[Element data from apps and pages]
################

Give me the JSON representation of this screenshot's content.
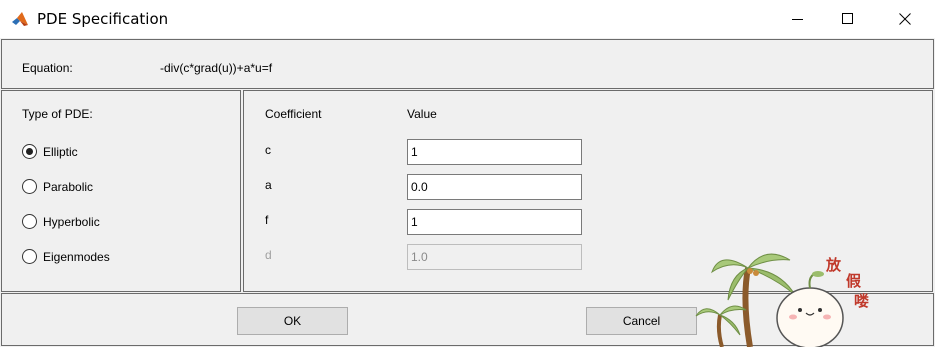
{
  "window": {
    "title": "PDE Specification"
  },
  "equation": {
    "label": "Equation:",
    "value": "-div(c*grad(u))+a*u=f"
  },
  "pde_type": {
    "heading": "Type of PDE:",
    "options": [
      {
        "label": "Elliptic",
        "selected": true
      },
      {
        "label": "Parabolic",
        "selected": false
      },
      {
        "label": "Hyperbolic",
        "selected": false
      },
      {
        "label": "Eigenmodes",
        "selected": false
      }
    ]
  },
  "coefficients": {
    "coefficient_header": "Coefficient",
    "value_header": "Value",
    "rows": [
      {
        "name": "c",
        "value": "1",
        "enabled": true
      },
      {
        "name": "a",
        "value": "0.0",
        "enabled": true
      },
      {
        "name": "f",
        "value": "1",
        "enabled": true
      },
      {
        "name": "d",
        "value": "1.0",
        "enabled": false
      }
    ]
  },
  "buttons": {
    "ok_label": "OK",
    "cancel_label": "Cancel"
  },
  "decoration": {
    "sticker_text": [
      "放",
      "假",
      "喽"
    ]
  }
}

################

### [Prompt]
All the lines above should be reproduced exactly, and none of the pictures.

### [Reply]
Give me the JSON representation of this screenshot's content.
{
  "window": {
    "title": "PDE Specification"
  },
  "equation": {
    "label": "Equation:",
    "value": "-div(c*grad(u))+a*u=f"
  },
  "pde_type": {
    "heading": "Type of PDE:",
    "options": [
      {
        "label": "Elliptic",
        "selected": true
      },
      {
        "label": "Parabolic",
        "selected": false
      },
      {
        "label": "Hyperbolic",
        "selected": false
      },
      {
        "label": "Eigenmodes",
        "selected": false
      }
    ]
  },
  "coefficients": {
    "coefficient_header": "Coefficient",
    "value_header": "Value",
    "rows": [
      {
        "name": "c",
        "value": "1",
        "enabled": true
      },
      {
        "name": "a",
        "value": "0.0",
        "enabled": true
      },
      {
        "name": "f",
        "value": "1",
        "enabled": true
      },
      {
        "name": "d",
        "value": "1.0",
        "enabled": false
      }
    ]
  },
  "buttons": {
    "ok_label": "OK",
    "cancel_label": "Cancel"
  },
  "decoration": {
    "sticker_text": [
      "放",
      "假",
      "喽"
    ]
  }
}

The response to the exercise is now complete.